Otterbourne, Winchester.
Nov 3d 1862
Dear Miss Redgrave, I like your plea for the Hedgerow very much indeed and hope to put it in whenever there is room. Was that old man a real character, if he was, should there not be a note to say so. It would so much enhance the interest yours sincerely C M Yonge ... continue reading

CMY introduces this letter by explaining that they had been discussing Bishop Mackenzie’s use of force against slavers in Africa: ‘In a letter to myself, written by the same mail, in reply to one in which I had begged him to consider what was the sight, to a Christian man, of slaves driven oft with heavy yokes on their necks, and whether it did not justify armed interposition, he replies with arguments that it is ... continue reading

Otterbourne, Winchester.
Novr 21st 1862

My dear Sir,

In what I said the other day, I did not at all mean that I did not wish that the passages of Scripture quoted in the Conversation you sent me should not be argued and explained as is there done. I only doubted whether the Conversation was the best means of doing it, as I have found a tendency among my readers to prefer an essay or a letter to a simply didactic ... continue reading

Otterbourne, Winchester.
Novr 21st 1862

My dear Miss Smith,

I think this story is one of the most complete you have yet done. Mr Franklyn’s self debates are excellent, and dear little Mary beautiful, the wicked part very touching By the by you should do something with the /Michaels mother. She must be mentioned somehow- on his return, or else have died. I think if she had, she would be a great riddance out of Victoria’s way, and besides ... continue reading

Otterbourne, Winchester.
Novr 24th 1862

My dear Miss Smith

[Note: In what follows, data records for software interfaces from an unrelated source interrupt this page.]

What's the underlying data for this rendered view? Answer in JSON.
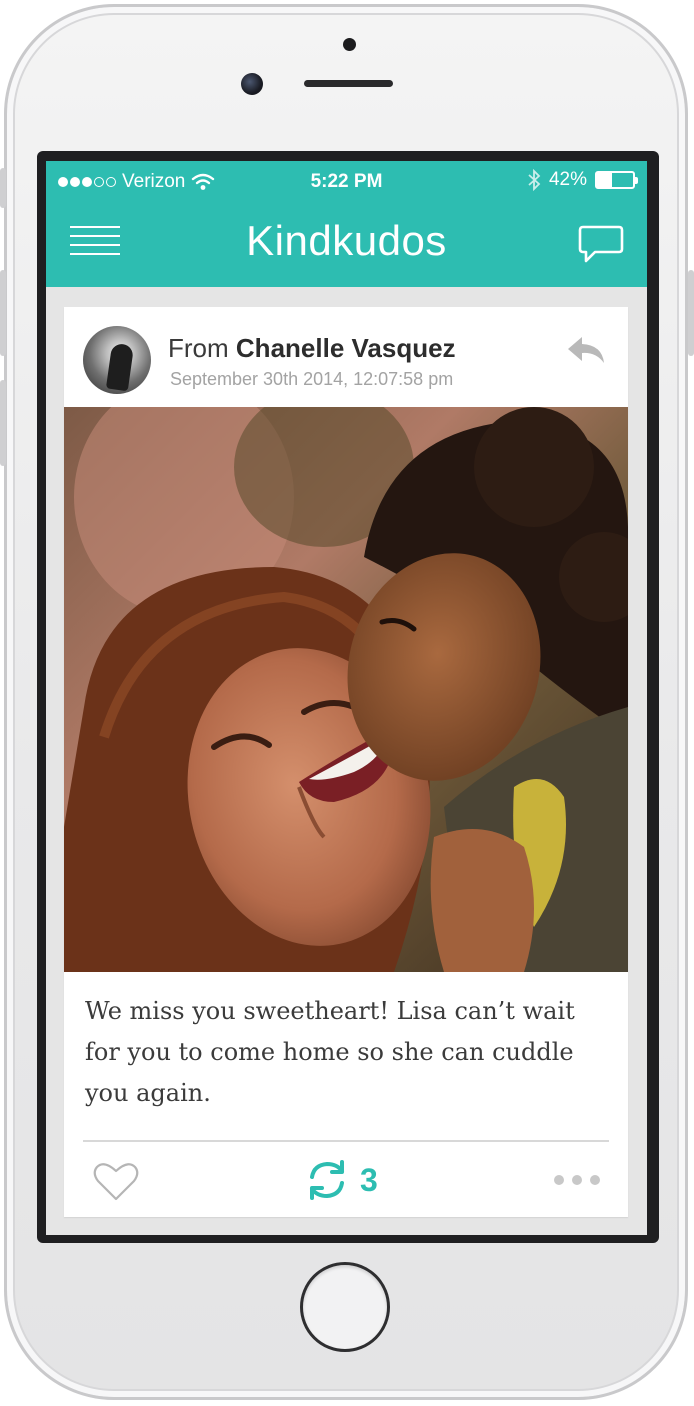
{
  "status_bar": {
    "carrier": "Verizon",
    "time": "5:22 PM",
    "battery_percent": "42%",
    "battery_level": 0.42,
    "signal_bars_filled": 3,
    "signal_bars_total": 5
  },
  "app": {
    "title": "Kindkudos",
    "accent_color": "#2dbdb1"
  },
  "post": {
    "from_prefix": "From",
    "sender_name": "Chanelle Vasquez",
    "timestamp": "September 30th 2014, 12:07:58 pm",
    "message": "We miss you sweetheart! Lisa can’t wait for you to come home so she can cuddle you again.",
    "share_count": "3",
    "icons": {
      "menu": "hamburger-menu-icon",
      "chat": "chat-bubble-icon",
      "reply": "reply-arrow-icon",
      "like": "heart-icon",
      "share": "refresh-share-icon",
      "more": "more-dots-icon"
    }
  }
}
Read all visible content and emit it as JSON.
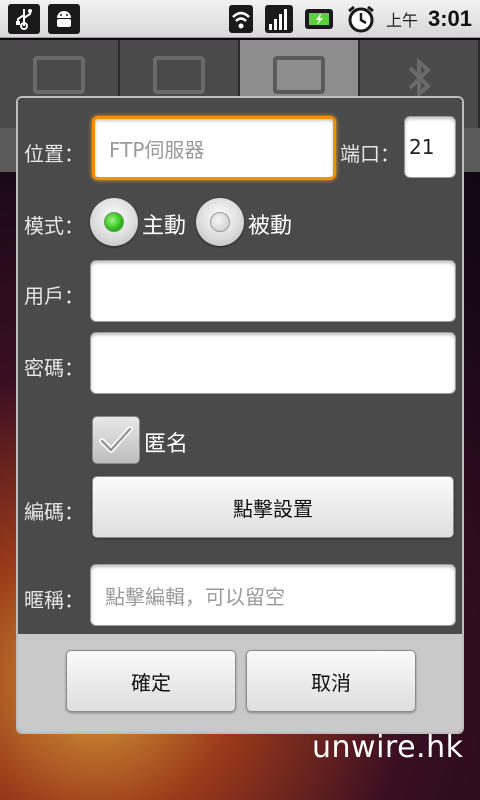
{
  "status_bar": {
    "icons": [
      "usb-icon",
      "android-debug-icon",
      "wifi-icon",
      "signal-icon",
      "battery-charging-icon",
      "alarm-icon"
    ],
    "ampm": "上午",
    "time": "3:01"
  },
  "background_tabs": [
    {
      "icon": "phone-storage-icon"
    },
    {
      "icon": "computer-icon"
    },
    {
      "icon": "network-folder-icon",
      "selected": true
    },
    {
      "icon": "bluetooth-icon"
    }
  ],
  "dialog": {
    "position_label": "位置：",
    "host_placeholder": "FTP伺服器",
    "host_value": "",
    "port_label": "端口：",
    "port_value": "21",
    "mode_label": "模式：",
    "mode_active_label": "主動",
    "mode_passive_label": "被動",
    "mode_selected": "主動",
    "user_label": "用戶：",
    "user_value": "",
    "password_label": "密碼：",
    "password_value": "",
    "anonymous_label": "匿名",
    "anonymous_checked": true,
    "encoding_label": "編碼：",
    "encoding_button": "點擊設置",
    "nickname_label": "暱稱：",
    "nickname_placeholder": "點擊編輯，可以留空",
    "ok_button": "確定",
    "cancel_button": "取消"
  },
  "colors": {
    "focus_border": "#f29000",
    "radio_selected": "#35c21d"
  },
  "watermark": "unwire.hk"
}
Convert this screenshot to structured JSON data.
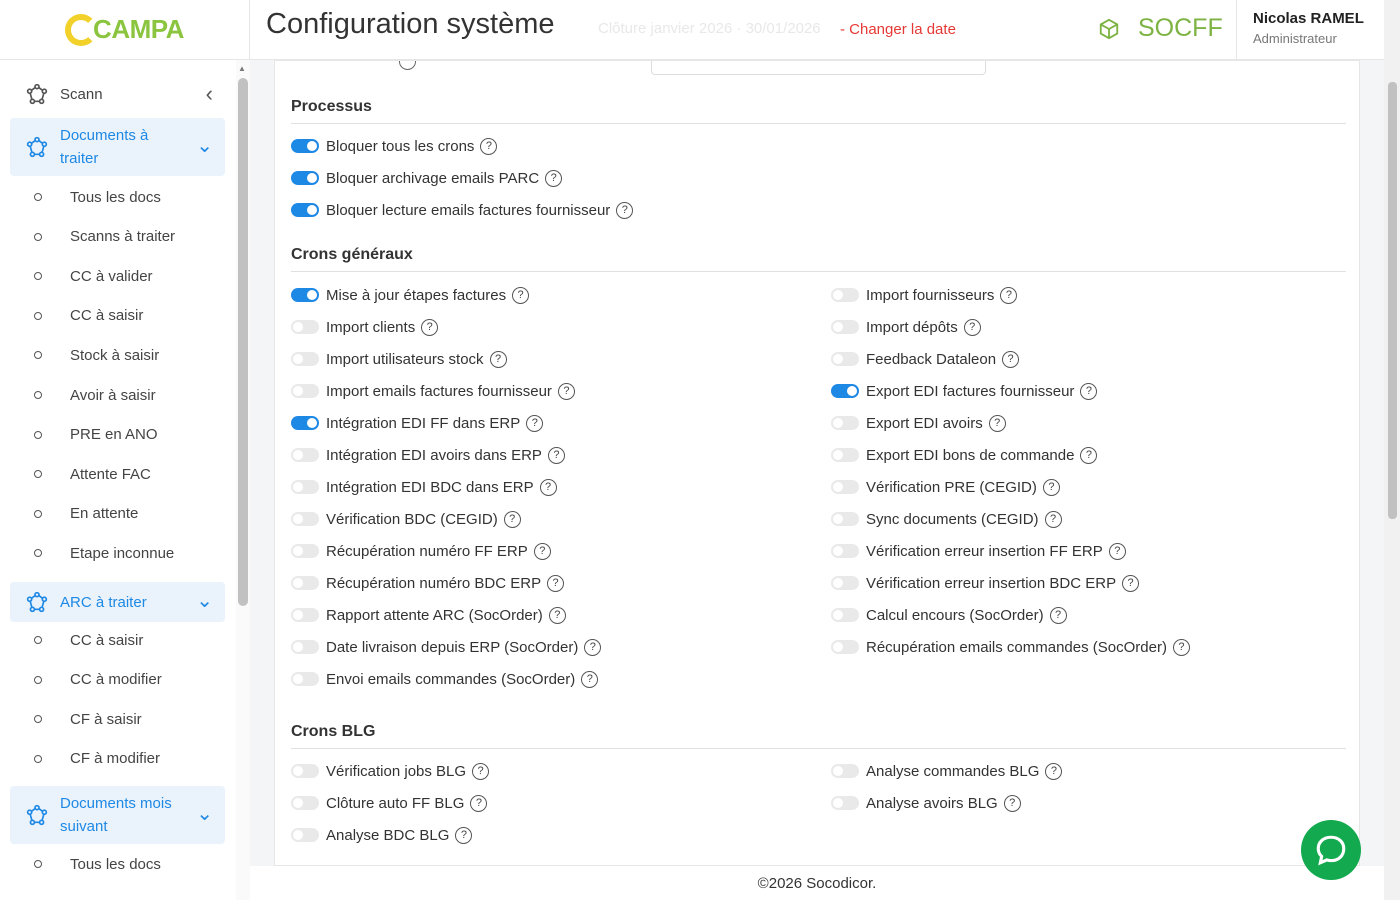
{
  "app": {
    "logo_text": "CAMPA"
  },
  "header": {
    "title": "Configuration système",
    "faded_text": "Clôture janvier 2026 · 30/01/2026",
    "change_date": "- Changer la date",
    "company": "SOCFF",
    "user_name": "Nicolas RAMEL",
    "user_role": "Administrateur"
  },
  "sidebar": {
    "scann": "Scann",
    "groups": [
      {
        "label": "Documents à traiter",
        "items": [
          "Tous les docs",
          "Scanns à traiter",
          "CC à valider",
          "CC à saisir",
          "Stock à saisir",
          "Avoir à saisir",
          "PRE en ANO",
          "Attente FAC",
          "En attente",
          "Etape inconnue"
        ]
      },
      {
        "label": "ARC à traiter",
        "items": [
          "CC à saisir",
          "CC à modifier",
          "CF à saisir",
          "CF à modifier"
        ]
      },
      {
        "label": "Documents mois suivant",
        "items": [
          "Tous les docs"
        ]
      }
    ]
  },
  "sections": {
    "processus": {
      "title": "Processus",
      "items": [
        {
          "label": "Bloquer tous les crons",
          "on": true
        },
        {
          "label": "Bloquer archivage emails PARC",
          "on": true
        },
        {
          "label": "Bloquer lecture emails factures fournisseur",
          "on": true
        }
      ]
    },
    "crons_generaux": {
      "title": "Crons généraux",
      "left": [
        {
          "label": "Mise à jour étapes factures",
          "on": true
        },
        {
          "label": "Import clients",
          "on": false
        },
        {
          "label": "Import utilisateurs stock",
          "on": false
        },
        {
          "label": "Import emails factures fournisseur",
          "on": false
        },
        {
          "label": "Intégration EDI FF dans ERP",
          "on": true
        },
        {
          "label": "Intégration EDI avoirs dans ERP",
          "on": false
        },
        {
          "label": "Intégration EDI BDC dans ERP",
          "on": false
        },
        {
          "label": "Vérification BDC (CEGID)",
          "on": false
        },
        {
          "label": "Récupération numéro FF ERP",
          "on": false
        },
        {
          "label": "Récupération numéro BDC ERP",
          "on": false
        },
        {
          "label": "Rapport attente ARC (SocOrder)",
          "on": false
        },
        {
          "label": "Date livraison depuis ERP (SocOrder)",
          "on": false
        },
        {
          "label": "Envoi emails commandes (SocOrder)",
          "on": false
        }
      ],
      "right": [
        {
          "label": "Import fournisseurs",
          "on": false
        },
        {
          "label": "Import dépôts",
          "on": false
        },
        {
          "label": "Feedback Dataleon",
          "on": false
        },
        {
          "label": "Export EDI factures fournisseur",
          "on": true
        },
        {
          "label": "Export EDI avoirs",
          "on": false
        },
        {
          "label": "Export EDI bons de commande",
          "on": false
        },
        {
          "label": "Vérification PRE (CEGID)",
          "on": false
        },
        {
          "label": "Sync documents (CEGID)",
          "on": false
        },
        {
          "label": "Vérification erreur insertion FF ERP",
          "on": false
        },
        {
          "label": "Vérification erreur insertion BDC ERP",
          "on": false
        },
        {
          "label": "Calcul encours (SocOrder)",
          "on": false
        },
        {
          "label": "Récupération emails commandes (SocOrder)",
          "on": false
        }
      ]
    },
    "crons_blg": {
      "title": "Crons BLG",
      "left": [
        {
          "label": "Vérification jobs BLG",
          "on": false
        },
        {
          "label": "Clôture auto FF BLG",
          "on": false
        },
        {
          "label": "Analyse BDC BLG",
          "on": false
        }
      ],
      "right": [
        {
          "label": "Analyse commandes BLG",
          "on": false
        },
        {
          "label": "Analyse avoirs BLG",
          "on": false
        }
      ]
    }
  },
  "help_glyph": "?",
  "footer": "©2026 Socodicor.",
  "colors": {
    "accent": "#1e88e5",
    "brand": "#7cb342",
    "danger": "#e53935",
    "chat": "#13a94e"
  }
}
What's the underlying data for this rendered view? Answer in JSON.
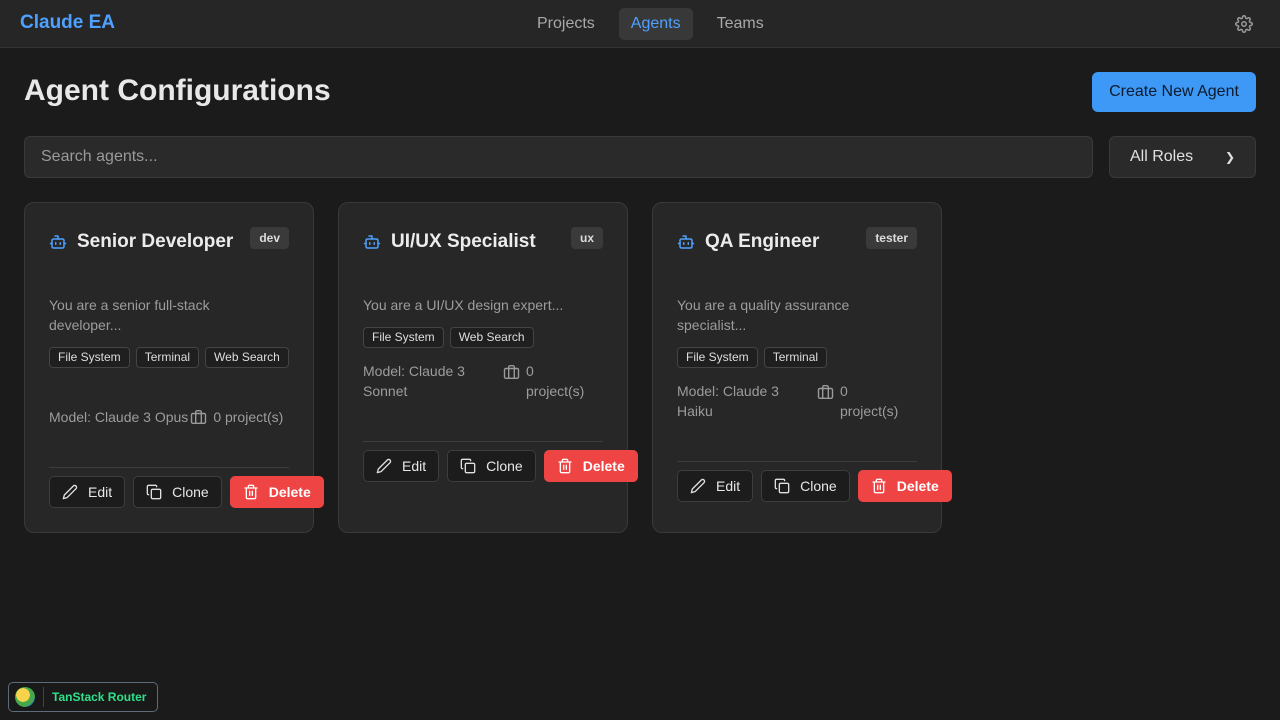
{
  "app": {
    "title": "Claude EA"
  },
  "nav": {
    "items": [
      {
        "label": "Projects",
        "active": false
      },
      {
        "label": "Agents",
        "active": true
      },
      {
        "label": "Teams",
        "active": false
      }
    ],
    "settings_icon": "gear-icon"
  },
  "page": {
    "title": "Agent Configurations",
    "create_label": "Create New Agent"
  },
  "search": {
    "placeholder": "Search agents...",
    "value": ""
  },
  "role_filter": {
    "selected": "All Roles"
  },
  "colors": {
    "accent": "#4ea1ff",
    "primary_button": "#3d99f5",
    "danger": "#ef4444",
    "devtools_text": "#2fe08a"
  },
  "agents": [
    {
      "name": "Senior Developer",
      "role": "dev",
      "description": "You are a senior full-stack developer...",
      "tools": [
        "File System",
        "Terminal",
        "Web Search"
      ],
      "model": "Model: Claude 3 Opus",
      "projects": "0 project(s)",
      "actions": {
        "edit": "Edit",
        "clone": "Clone",
        "delete": "Delete"
      }
    },
    {
      "name": "UI/UX Specialist",
      "role": "ux",
      "description": "You are a UI/UX design expert...",
      "tools": [
        "File System",
        "Web Search"
      ],
      "model": "Model: Claude 3 Sonnet",
      "projects": "0 project(s)",
      "actions": {
        "edit": "Edit",
        "clone": "Clone",
        "delete": "Delete"
      }
    },
    {
      "name": "QA Engineer",
      "role": "tester",
      "description": "You are a quality assurance specialist...",
      "tools": [
        "File System",
        "Terminal"
      ],
      "model": "Model: Claude 3 Haiku",
      "projects": "0 project(s)",
      "actions": {
        "edit": "Edit",
        "clone": "Clone",
        "delete": "Delete"
      }
    }
  ],
  "devtools": {
    "label": "TanStack Router"
  }
}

Here is a note for Mr Bourne that I hope may do good service. I am not inclined to augur ill from the selling off of Aggesden, for of course tales do cease to sell after a time, and Parker certainly has published three or four one volume ones since his son’s death, such as Baby Bianca, Martha Brown, or the Queen’s Maries.

I am glad you will kill Mrs Forrest, only recollect ... continue reading

Otterbourne, Winchester.
Novr 26th 1862

My dear Mr Coxe,

Many, many thanks for those saints, who were just what I wanted. Only would you further add to the kindness by telling me, what 'Surius' means. I must quote the authority for that out of the way kind of thing, and I don’t sufficiently understand what this means to put it down.

Were the Maura and Timothy of the Thebaid crucified? I want to know because Kingsley has a poem called Sta ... continue reading

Otterbourne/ Winchester.
Decr 2nd [1862]

My dear Miss Smith

I am sorry my counsels only led to disappointment but I daresay it is wise in poor old Mr Parker to undertake as little as possible. I should think you were in good hands with Bell & Daldy. I know Mrs Gatty thinks them very liberal. In one case I knew where a lady wanted to publish a story rather longer than yours, they offered to take it if she would guarantee ... continue reading

My dear Irene,

Do you know your stamps never came out of your letter. I waited a day or two in case you had forgotten them and would find them out, but they are not forthcoming yet. I do not think I could have lost them in opening the letter. Many thanks for them all the same.

Chelsea Delf and you are the winners this time You for the compass

your affectionate

Mother Goose

Jany 2nd This letter got into ... continue reading